# Assigned task:
Filter the entries below, keeping only lines with the word "JSON".

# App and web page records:
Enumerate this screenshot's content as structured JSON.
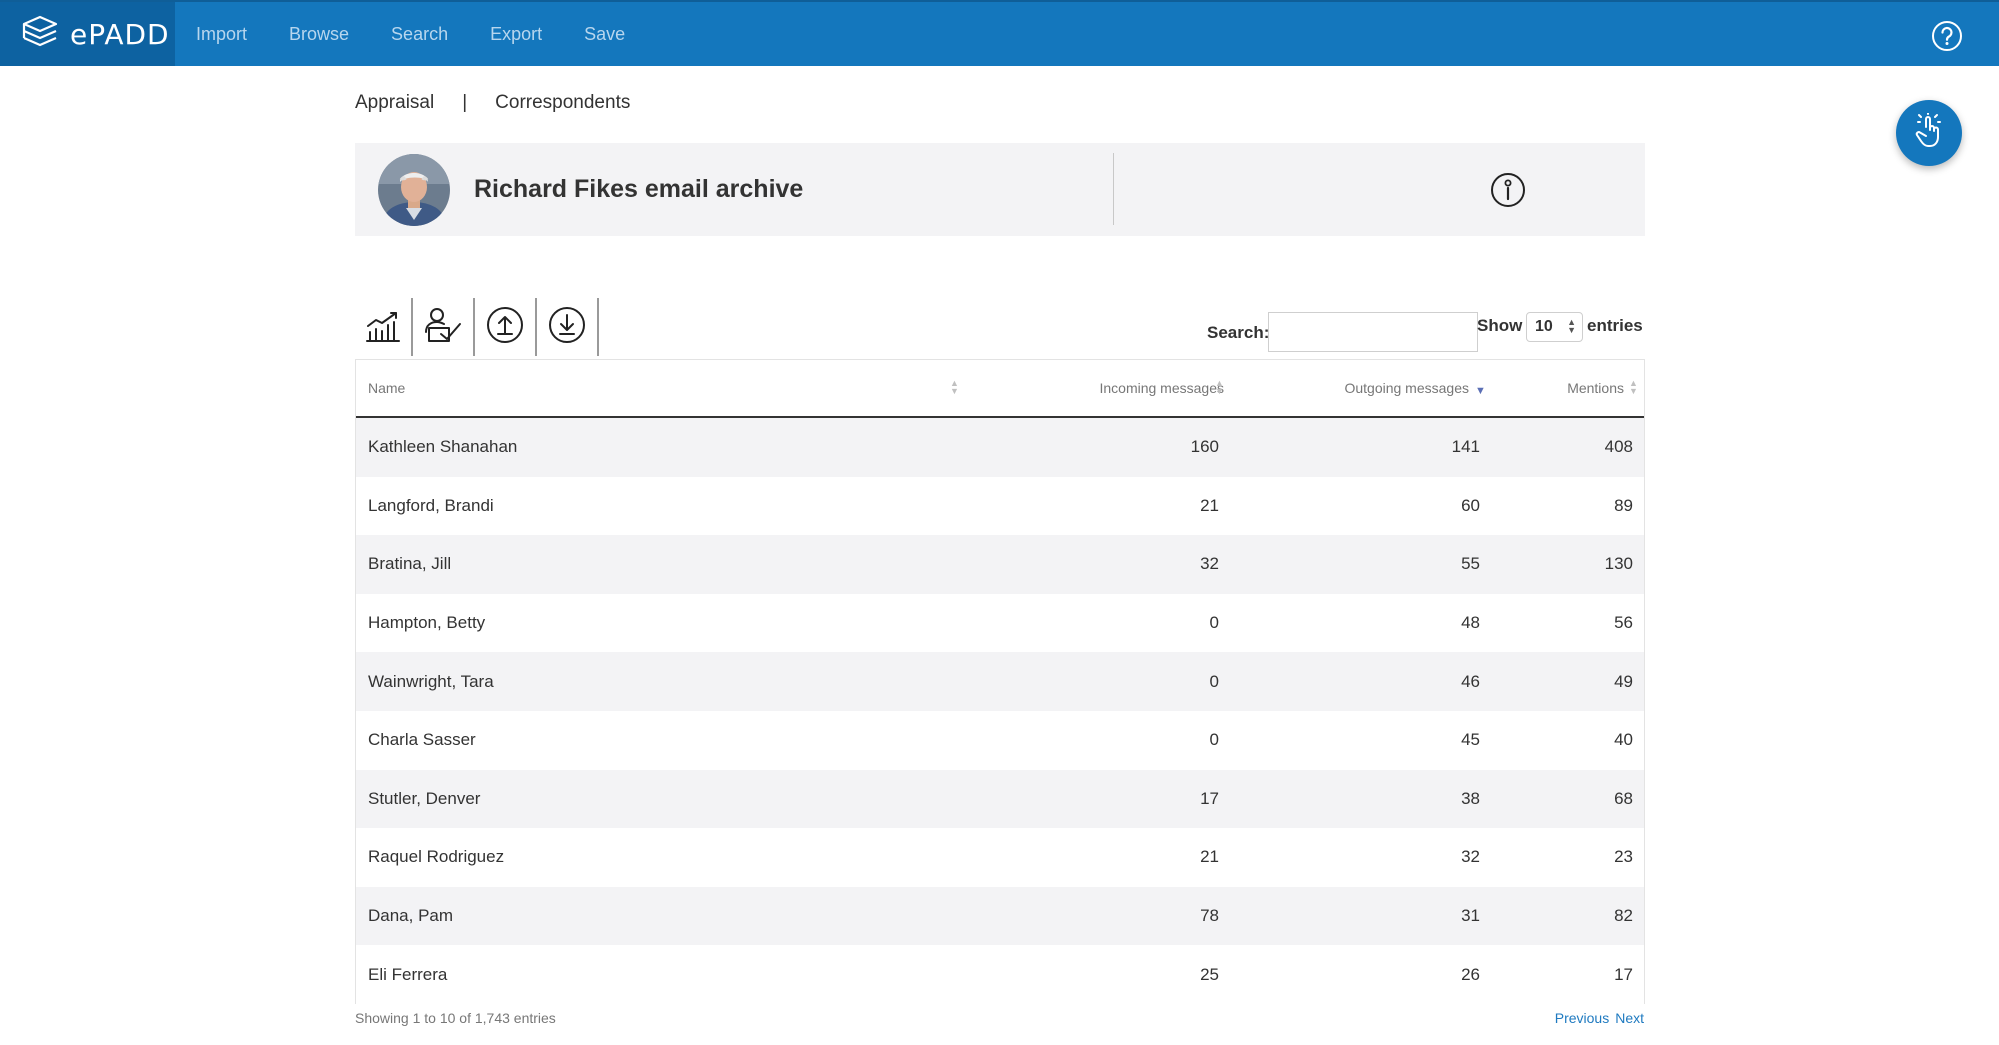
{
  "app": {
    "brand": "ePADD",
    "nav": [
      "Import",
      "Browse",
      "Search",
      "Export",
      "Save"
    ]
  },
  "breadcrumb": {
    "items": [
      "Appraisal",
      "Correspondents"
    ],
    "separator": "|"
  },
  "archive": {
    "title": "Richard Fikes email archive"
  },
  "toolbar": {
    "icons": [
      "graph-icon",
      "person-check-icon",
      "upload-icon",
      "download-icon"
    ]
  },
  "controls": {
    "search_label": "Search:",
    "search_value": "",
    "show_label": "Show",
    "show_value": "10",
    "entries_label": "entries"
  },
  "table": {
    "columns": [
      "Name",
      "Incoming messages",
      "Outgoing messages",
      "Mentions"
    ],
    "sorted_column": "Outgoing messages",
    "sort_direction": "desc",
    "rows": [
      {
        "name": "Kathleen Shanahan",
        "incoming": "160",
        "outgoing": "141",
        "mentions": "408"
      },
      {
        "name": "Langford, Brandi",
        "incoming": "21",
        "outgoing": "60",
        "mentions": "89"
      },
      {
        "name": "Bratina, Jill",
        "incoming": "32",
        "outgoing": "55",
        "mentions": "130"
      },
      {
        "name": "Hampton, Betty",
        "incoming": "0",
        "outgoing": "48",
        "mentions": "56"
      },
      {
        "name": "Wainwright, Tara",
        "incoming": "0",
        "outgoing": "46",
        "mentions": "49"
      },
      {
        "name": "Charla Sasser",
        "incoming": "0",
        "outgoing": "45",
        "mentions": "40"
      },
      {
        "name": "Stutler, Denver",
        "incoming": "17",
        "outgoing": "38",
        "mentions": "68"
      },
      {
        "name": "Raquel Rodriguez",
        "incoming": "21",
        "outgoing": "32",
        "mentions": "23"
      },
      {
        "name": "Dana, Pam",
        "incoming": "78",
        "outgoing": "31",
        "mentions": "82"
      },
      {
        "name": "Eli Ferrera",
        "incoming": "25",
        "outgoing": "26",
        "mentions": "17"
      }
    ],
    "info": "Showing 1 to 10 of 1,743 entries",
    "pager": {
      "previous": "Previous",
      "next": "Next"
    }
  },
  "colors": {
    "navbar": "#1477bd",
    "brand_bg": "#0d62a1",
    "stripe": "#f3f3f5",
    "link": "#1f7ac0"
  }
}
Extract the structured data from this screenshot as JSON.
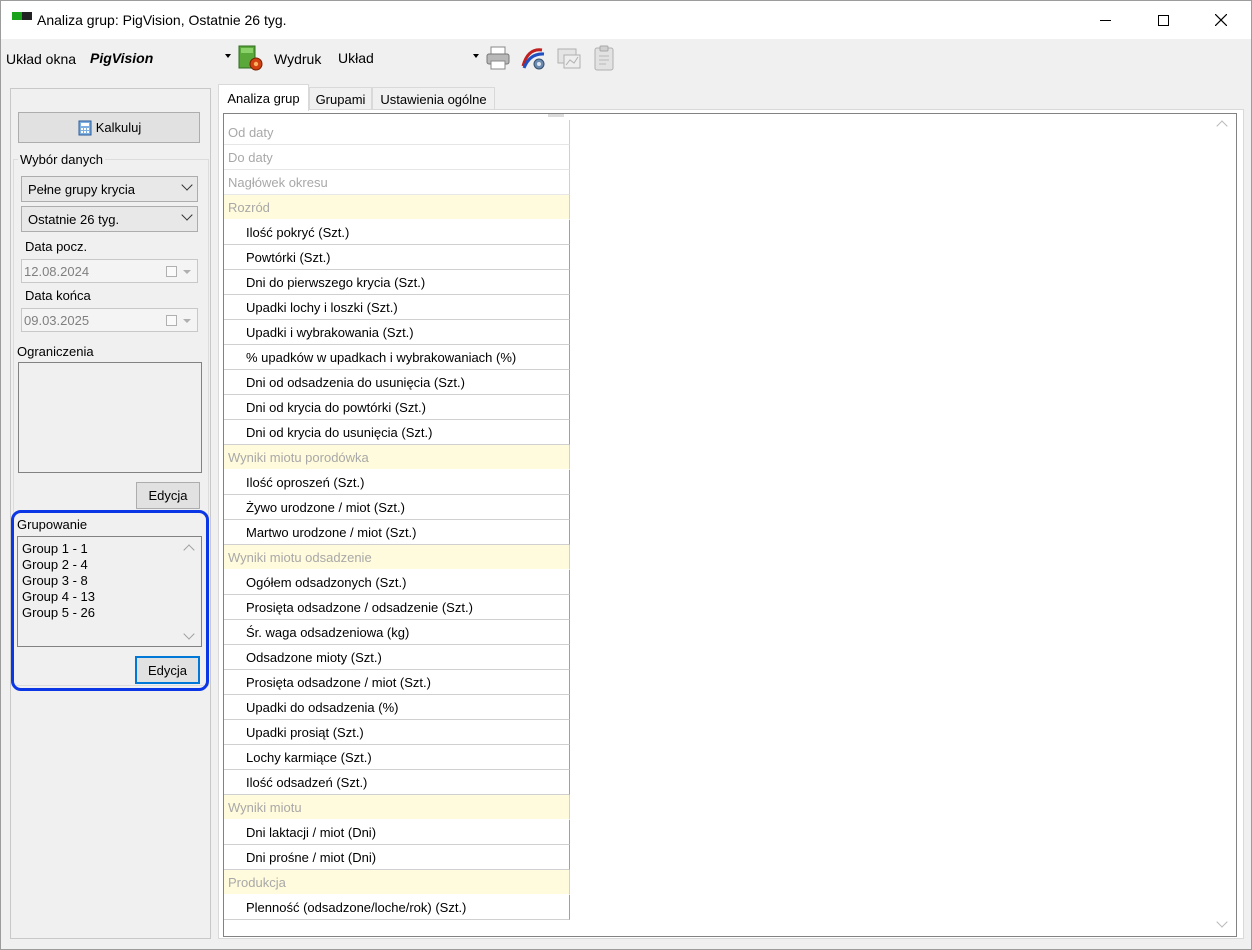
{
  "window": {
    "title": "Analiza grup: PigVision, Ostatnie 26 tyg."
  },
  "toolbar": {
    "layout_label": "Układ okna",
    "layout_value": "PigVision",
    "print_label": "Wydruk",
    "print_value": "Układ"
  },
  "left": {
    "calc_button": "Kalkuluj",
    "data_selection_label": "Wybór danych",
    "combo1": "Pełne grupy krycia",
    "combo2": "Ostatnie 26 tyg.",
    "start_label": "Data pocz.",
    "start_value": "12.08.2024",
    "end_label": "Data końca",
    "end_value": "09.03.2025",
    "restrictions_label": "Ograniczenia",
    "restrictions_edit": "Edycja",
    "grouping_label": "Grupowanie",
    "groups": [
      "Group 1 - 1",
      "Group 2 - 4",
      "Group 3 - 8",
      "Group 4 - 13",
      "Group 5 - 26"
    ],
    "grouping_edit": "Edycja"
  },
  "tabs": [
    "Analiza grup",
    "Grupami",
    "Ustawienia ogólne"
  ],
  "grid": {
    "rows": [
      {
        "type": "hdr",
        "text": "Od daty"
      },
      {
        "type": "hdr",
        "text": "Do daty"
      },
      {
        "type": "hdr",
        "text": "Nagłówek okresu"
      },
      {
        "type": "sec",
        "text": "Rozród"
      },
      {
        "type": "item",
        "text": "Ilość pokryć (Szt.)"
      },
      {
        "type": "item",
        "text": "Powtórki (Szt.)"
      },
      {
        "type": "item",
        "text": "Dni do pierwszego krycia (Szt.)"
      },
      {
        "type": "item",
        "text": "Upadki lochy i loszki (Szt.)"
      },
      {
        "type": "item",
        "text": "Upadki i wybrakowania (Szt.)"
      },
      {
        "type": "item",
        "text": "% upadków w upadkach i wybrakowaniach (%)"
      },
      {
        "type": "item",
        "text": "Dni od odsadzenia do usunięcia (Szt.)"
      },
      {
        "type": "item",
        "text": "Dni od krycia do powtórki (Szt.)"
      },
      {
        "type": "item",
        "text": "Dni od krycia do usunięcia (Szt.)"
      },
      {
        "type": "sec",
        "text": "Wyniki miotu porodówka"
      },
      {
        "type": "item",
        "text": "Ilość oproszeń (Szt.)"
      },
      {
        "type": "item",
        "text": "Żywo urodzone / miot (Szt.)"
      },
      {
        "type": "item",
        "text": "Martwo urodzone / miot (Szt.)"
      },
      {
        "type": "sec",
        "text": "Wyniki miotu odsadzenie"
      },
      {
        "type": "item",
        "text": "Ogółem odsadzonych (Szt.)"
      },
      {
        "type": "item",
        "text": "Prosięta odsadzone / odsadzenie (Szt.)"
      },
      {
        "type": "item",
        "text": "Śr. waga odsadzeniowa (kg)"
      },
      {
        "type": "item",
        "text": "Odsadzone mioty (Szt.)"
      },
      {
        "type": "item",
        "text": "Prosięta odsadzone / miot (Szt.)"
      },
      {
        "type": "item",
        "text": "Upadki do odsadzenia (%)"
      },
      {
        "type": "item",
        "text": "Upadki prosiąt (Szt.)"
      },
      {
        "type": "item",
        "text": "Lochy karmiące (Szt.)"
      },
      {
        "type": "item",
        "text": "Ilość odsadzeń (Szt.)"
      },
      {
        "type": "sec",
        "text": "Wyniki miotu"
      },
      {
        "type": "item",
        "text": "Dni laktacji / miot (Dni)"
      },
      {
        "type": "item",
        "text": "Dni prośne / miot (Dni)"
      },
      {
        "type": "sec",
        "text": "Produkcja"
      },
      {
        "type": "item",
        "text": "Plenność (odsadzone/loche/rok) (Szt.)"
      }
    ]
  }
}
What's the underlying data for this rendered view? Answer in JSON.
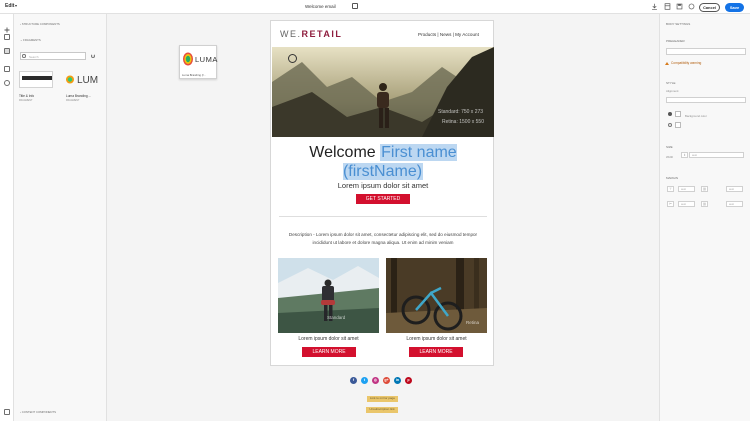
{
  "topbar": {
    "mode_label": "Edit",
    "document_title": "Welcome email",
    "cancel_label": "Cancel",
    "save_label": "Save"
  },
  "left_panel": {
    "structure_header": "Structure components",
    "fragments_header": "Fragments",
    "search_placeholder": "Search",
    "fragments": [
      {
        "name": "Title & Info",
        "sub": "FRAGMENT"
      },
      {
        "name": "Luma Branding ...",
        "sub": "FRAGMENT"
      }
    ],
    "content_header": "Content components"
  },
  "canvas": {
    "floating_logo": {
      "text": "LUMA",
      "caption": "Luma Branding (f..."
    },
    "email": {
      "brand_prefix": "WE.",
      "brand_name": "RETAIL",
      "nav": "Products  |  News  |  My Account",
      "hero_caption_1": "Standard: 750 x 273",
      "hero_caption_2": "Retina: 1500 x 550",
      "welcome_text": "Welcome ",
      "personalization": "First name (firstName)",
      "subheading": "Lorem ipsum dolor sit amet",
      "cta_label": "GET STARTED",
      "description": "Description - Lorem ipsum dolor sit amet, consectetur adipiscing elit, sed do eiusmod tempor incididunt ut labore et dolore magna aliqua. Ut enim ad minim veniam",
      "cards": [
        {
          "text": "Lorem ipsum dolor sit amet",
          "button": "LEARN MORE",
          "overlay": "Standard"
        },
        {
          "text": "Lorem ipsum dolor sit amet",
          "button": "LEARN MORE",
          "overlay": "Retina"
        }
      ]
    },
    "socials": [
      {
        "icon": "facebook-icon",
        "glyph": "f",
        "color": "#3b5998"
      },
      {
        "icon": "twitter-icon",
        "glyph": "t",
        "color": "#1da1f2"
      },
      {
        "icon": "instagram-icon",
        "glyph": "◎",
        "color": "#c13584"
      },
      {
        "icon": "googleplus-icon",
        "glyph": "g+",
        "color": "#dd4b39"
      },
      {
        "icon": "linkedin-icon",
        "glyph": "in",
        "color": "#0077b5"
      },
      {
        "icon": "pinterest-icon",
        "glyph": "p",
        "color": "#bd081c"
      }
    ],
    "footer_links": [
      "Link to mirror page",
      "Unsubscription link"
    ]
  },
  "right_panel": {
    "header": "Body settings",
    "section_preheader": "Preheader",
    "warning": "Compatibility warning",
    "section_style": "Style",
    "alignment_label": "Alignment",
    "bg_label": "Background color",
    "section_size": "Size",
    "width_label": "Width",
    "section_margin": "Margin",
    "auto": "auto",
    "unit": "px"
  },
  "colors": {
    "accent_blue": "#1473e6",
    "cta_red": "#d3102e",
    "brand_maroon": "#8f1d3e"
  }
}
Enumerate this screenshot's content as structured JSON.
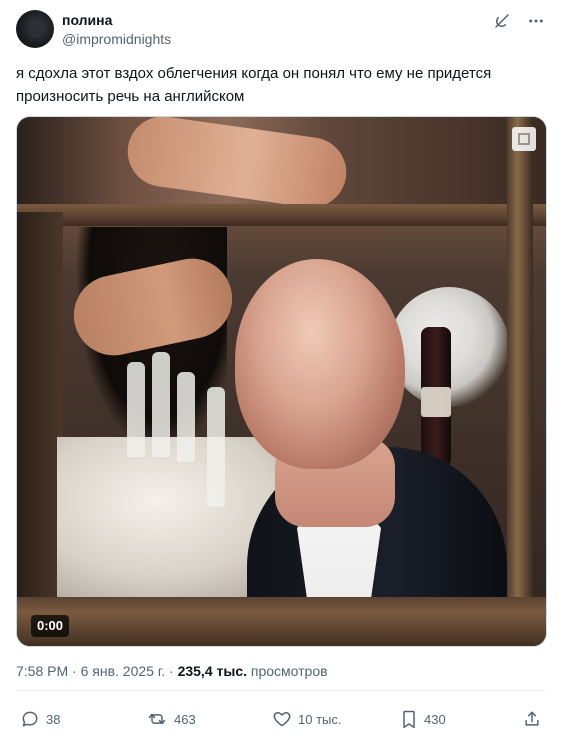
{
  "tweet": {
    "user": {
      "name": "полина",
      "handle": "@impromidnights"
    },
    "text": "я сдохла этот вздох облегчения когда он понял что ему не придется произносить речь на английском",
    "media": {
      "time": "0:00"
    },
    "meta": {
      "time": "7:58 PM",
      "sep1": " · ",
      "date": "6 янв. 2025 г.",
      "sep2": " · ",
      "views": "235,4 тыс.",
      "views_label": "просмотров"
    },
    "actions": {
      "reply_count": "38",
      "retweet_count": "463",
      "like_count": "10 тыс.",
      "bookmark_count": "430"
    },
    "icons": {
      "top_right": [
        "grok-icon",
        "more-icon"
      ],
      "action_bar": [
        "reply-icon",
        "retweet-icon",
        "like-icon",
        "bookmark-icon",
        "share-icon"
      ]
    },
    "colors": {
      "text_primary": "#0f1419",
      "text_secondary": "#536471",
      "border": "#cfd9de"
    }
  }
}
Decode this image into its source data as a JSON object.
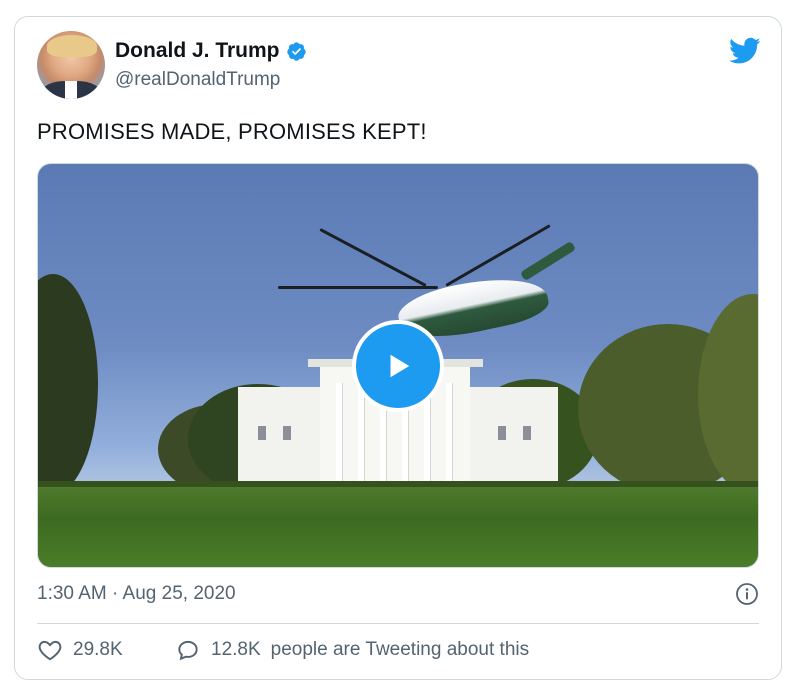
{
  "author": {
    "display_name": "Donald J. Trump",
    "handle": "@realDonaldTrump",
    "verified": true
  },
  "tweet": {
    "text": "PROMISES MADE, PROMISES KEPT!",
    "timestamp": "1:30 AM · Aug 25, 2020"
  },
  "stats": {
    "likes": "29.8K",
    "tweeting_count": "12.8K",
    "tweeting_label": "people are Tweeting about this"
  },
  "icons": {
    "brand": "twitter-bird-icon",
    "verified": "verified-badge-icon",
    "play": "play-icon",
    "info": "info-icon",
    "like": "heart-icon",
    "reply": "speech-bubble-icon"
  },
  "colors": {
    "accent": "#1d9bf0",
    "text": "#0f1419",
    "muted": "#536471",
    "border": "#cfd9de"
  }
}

# Solution for this problem:
Enumerate this screenshot's content as structured JSON.
Extract the structured data from this screenshot as JSON.
What's the underlying data for this rendered view? Answer in JSON.
Enumerate this screenshot's content as structured JSON.
Decode this image into its source data as a JSON object.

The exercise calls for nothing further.